Recently, the government announced a public consultation on Macau’s urban master plan (2020-2040) which outlines several objectives for socioeconomic diversity and environmental protection. Further to the strengthening of the existent measures, it will be critical to develop particular sectors that have high growth potential and which can boost collaboration with the local community and the regional partners, such as tourism and leisure, niche financial services and innovation. These may include related service sectors and education of relevant knowledge and skills. Another trend worth noting is that other countries and regions have been mapping the United Nation’s Sustainable Development Goals (SDGs) when they undergo urban planning. To build an international cityscape, it would be timely to bring these goals to public awareness in Macau. 

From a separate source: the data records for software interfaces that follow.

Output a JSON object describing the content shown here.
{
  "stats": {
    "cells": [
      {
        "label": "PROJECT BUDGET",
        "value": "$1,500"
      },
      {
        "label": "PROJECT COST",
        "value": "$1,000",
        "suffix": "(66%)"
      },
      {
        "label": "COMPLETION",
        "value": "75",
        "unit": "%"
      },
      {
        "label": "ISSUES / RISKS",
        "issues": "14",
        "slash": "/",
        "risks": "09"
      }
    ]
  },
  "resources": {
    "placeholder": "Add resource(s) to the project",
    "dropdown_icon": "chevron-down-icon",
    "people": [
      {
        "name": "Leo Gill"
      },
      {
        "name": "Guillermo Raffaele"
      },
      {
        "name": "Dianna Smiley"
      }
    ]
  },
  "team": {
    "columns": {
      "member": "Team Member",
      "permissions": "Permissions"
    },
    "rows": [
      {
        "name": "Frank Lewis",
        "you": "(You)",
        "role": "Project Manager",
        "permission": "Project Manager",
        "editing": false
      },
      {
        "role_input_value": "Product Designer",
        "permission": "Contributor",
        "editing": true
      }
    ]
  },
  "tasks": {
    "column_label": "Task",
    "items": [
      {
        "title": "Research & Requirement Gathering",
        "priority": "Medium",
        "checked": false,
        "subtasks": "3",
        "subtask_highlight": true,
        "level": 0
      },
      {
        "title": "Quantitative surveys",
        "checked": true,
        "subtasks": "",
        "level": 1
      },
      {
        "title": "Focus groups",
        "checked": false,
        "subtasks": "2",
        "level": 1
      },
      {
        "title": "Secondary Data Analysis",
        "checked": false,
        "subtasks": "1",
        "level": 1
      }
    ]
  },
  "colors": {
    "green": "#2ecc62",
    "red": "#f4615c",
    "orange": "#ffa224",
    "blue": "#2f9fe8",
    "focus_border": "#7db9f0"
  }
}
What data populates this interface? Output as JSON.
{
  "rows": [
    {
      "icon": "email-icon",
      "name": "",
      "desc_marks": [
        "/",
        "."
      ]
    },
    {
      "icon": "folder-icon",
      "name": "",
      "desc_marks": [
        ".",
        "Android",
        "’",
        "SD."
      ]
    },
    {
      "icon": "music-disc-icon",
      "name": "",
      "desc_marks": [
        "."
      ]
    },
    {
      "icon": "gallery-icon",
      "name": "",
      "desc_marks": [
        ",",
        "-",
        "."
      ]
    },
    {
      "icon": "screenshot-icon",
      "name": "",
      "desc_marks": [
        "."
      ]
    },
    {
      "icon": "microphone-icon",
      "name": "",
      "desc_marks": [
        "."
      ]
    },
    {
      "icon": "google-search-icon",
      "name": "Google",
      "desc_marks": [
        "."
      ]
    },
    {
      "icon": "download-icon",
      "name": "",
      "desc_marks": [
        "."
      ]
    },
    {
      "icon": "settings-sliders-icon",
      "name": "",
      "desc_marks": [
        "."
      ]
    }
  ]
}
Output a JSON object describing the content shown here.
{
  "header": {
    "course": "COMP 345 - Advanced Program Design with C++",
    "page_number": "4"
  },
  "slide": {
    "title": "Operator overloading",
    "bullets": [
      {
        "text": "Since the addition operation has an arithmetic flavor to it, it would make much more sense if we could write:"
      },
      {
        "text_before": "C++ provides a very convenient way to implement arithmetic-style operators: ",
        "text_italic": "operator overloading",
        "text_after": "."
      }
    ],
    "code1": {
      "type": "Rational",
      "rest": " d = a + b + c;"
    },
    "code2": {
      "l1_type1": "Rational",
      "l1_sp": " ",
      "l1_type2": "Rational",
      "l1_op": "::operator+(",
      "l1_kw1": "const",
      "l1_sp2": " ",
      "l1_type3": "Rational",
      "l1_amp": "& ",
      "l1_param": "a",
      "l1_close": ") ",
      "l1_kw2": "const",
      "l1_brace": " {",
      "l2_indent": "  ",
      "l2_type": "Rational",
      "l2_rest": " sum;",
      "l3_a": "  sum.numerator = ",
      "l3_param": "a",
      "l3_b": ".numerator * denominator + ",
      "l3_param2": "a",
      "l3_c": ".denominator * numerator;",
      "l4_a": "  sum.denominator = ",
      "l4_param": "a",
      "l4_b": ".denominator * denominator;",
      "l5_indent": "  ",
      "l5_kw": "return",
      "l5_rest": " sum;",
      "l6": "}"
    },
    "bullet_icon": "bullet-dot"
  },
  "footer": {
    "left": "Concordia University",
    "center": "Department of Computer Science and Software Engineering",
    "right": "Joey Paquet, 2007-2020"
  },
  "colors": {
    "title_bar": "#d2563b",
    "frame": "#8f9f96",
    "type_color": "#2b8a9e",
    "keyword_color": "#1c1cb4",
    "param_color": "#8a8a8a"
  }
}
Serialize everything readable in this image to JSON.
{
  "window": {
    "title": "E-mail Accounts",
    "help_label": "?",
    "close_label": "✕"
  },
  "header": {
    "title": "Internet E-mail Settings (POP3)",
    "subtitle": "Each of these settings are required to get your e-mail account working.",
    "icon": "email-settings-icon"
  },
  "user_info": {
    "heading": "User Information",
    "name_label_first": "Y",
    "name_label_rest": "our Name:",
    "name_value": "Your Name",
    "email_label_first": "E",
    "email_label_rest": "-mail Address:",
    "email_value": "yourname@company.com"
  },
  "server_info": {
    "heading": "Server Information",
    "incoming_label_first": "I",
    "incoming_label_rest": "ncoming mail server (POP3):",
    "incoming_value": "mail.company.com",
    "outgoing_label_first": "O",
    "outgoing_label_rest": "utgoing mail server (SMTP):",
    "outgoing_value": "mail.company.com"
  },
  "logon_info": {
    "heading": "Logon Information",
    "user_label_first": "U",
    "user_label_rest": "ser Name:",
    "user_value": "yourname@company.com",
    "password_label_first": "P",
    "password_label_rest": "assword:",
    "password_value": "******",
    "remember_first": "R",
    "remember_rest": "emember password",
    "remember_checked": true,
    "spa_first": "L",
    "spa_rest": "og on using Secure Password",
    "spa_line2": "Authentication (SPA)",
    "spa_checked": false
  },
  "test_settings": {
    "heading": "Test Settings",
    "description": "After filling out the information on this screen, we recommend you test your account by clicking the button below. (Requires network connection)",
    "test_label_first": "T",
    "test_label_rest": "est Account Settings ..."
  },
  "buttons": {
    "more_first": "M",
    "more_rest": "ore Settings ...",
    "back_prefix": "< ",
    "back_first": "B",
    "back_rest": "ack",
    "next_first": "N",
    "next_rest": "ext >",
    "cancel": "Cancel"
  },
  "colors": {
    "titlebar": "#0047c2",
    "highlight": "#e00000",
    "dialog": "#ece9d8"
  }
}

Social responsibility is a core value leading towards sustainability. When individuals and organizations bear this in mind in their decisions and actions, they will be able to consider the wellbeing of themselves and other stakeholders, as well as the economy, society and environment. When many sectors in Macau were shut down earlier this year due to the pandemic, various large-scale entities in Macau were called upon publicly to take up the social responsibility to secure local employment, maintain business with small-and-medium scale enterprises, and procure merchandise to support the community. Especially heading towards the countdown of preparing for the new casino concessions after the current concessions’ expiry in June 2022, it is anticipated that a formative definition of social responsibility will be introduced through the upcoming process of public consultation. Therefore, we shall observe in detail and learn from everything which has happened during this period, so that we can shape the city’s future direction to achieve sustainability and diversification when each individual and organization becomes proactive in taking up their roles of social responsibility.